From Pune, we flew back to Delhi with Mukta to complete more paperwork at the American Embassy. Everything had been pre-arranged for us, so it all went extremely smoothly. Fortunately, Mukta – who we renamed Amanda Mukta-Marie after my great-grandmother and Bill’s grandmother, respectively – deals with stress by sleeping. She slept almost all the way from New Delhi to Nevada!
When we arrived home, Amanda Mukta-Marie had a loving family waiting for her.
From the time we adopted Amanda, we planned to take her back to India for a visit when she was 12 or 13. Within a year of her adoption, Bill was transferred and our financial situation changed. Life took off. Amanda turned 12 then 13, 14 and 15. A trip to India got lost in the busy-ness of life.
For us, Amanda’s beginning was the moment she joined our family. But for her, life really began 21 months before our family. At an early age, she became fascinated with India. First, she was determined to be a missionary doctor in India. Then last year, she studied India as a part of her 10th grade history class. After taking this class, she changed her mind and decided she would like to become nurse and a lawyer in order to fight injustices in India.
Later, when she came to us asking to go on a month-long mission trip to India with an organization we didn’t know, we realized just how important it was for Amanda to visit her birth country. She would spend a month in India with a group of people she had never met before. But we wanted to experience Amanda’s return to India with her. Did we have the money or the time? No, we took money out of our IRA and made the time. Holt recommended a travel agent and set up our visit with BSSK. The rest was up to us. The hardest part was deciding what to do while we were there. Amanda wanted to ride elephants, so our plans focused on riding elephants!
Once in India, we retraced the steps from our first trip – with the exception of adding a day with elephants in Jaipur to our itinerary! From New Delhi, we took a five-hour train ride to Jaipur. On our first morning, we woke up early and watched beautifully decorated elephants walking past our hotel! The best was yet to come: we spent five hours with elephants at the elephant farm near Amber Fort with Rhaul at Elefantastic (check it out on TripAdvisor). After returning to New Delhi, we flew to Pune where we visited BSSK.
At BSSK, the assistant director met us with warm hugs. We toured the orphanage, played with the children and had a traditional Indian lunch. While there, Bill recognized two of the women that took care of Amanda fourteen years ago. They were still at BSSK. Revisiting the place we first met our daughter, Bill was moved to tears. It was extremely emotional for both of us as we reflected back on the first time we held Amanda.
When we returned to Delhi, we stayed at the same guesthouse where we stayed when we first traveled to bring home Amanda. Our stay at the Nath Guesthouse (now Lutyn’s Bungalow) brought back memories, and was a highlight of our trip.

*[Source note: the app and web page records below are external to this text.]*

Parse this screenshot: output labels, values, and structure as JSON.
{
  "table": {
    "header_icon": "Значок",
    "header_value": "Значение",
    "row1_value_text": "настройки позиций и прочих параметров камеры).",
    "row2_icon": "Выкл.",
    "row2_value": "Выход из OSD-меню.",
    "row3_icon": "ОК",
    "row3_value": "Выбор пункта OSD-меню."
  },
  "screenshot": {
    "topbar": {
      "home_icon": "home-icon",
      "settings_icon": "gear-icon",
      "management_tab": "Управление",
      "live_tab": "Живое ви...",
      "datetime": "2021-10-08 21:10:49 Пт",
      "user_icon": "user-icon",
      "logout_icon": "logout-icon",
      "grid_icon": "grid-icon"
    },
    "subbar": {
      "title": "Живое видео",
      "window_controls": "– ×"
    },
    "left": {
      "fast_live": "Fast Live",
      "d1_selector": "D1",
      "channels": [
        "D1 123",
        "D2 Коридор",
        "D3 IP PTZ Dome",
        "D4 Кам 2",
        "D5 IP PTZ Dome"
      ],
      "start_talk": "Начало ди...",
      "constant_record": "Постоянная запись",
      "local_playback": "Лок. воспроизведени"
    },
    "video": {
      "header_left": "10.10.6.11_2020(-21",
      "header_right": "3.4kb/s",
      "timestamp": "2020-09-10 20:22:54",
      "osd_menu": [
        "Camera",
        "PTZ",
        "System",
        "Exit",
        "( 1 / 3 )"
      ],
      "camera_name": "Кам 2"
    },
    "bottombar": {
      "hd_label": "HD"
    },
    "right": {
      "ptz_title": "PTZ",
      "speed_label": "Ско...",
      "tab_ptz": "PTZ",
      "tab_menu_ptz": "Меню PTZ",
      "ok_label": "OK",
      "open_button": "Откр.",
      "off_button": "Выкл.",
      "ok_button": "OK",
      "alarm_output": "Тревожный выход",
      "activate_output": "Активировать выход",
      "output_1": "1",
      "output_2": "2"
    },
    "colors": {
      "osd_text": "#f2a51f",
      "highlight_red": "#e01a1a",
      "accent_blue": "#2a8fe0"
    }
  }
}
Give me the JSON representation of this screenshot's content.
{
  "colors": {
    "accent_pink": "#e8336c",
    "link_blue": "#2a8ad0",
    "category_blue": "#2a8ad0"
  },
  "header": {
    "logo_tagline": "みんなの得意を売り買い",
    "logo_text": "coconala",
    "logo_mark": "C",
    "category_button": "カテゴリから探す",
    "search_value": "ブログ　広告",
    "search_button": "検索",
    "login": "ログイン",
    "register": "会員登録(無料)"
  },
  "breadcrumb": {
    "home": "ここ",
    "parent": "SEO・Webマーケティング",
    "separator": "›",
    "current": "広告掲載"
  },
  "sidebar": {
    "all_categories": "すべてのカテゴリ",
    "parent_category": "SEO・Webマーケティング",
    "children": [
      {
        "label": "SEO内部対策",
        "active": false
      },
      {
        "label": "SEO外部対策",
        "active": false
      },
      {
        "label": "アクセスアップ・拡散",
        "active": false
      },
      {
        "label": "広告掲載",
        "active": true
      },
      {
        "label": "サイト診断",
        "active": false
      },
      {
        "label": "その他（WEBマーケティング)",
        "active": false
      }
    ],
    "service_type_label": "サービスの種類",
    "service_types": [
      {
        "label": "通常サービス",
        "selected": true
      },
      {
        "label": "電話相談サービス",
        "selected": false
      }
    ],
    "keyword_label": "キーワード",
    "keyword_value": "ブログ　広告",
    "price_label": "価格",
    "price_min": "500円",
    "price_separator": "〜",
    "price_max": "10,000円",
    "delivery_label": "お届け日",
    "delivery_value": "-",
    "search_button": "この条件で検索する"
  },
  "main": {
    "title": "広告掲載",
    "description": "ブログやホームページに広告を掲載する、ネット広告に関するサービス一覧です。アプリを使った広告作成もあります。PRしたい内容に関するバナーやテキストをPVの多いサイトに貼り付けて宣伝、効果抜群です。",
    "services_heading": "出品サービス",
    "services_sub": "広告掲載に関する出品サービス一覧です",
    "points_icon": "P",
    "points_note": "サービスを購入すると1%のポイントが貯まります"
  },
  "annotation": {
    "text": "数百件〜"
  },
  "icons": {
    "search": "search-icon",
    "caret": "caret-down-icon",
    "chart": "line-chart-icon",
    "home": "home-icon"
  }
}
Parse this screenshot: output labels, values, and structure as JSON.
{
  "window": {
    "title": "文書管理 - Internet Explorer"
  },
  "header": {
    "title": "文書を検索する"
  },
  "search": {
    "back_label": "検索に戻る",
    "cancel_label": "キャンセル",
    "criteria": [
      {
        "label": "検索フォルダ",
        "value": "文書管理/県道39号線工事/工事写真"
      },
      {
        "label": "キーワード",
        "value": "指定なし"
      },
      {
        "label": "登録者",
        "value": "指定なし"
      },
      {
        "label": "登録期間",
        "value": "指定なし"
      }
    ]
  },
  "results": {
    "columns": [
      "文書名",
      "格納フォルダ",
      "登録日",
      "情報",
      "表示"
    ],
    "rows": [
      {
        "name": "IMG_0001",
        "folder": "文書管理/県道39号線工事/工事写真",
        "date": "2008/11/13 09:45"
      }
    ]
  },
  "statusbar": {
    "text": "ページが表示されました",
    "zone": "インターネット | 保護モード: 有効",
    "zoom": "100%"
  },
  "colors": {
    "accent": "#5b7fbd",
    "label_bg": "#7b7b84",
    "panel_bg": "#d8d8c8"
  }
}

We aren’t sure how Amanda felt about the experience. She has no memories of her time at BSSK. In her words, she is “still processing” her visit. She has expressed an interest in returning to the orphanage to work there at some point in time. But whether the trip was deeply meaningful or surprisingly un-emotional for Amanda, we know it was an important trip for our entire family.
Sometimes in life we have a burning desire to do something, and then we finally get to do it. Sometimes there’s an emotional “Wow! That was awesome!” response and sometimes you get an, “Humph. That was OK, but not awesome…” response. We wanted to do what we could to meet Amanda’s need to experience India, regardless of the emotional impact it had or didn’t have on her. In either case, Amanda’s desire to experience this trip has been satisfied, and we got to experience this wonderful journey together as a family.
BSSK, our legacy partner in India, recently inaugurated a new child care facility! Click here to read about BSSK’s efforts to build a beautiful place for children to stay while waiting for a permanent family.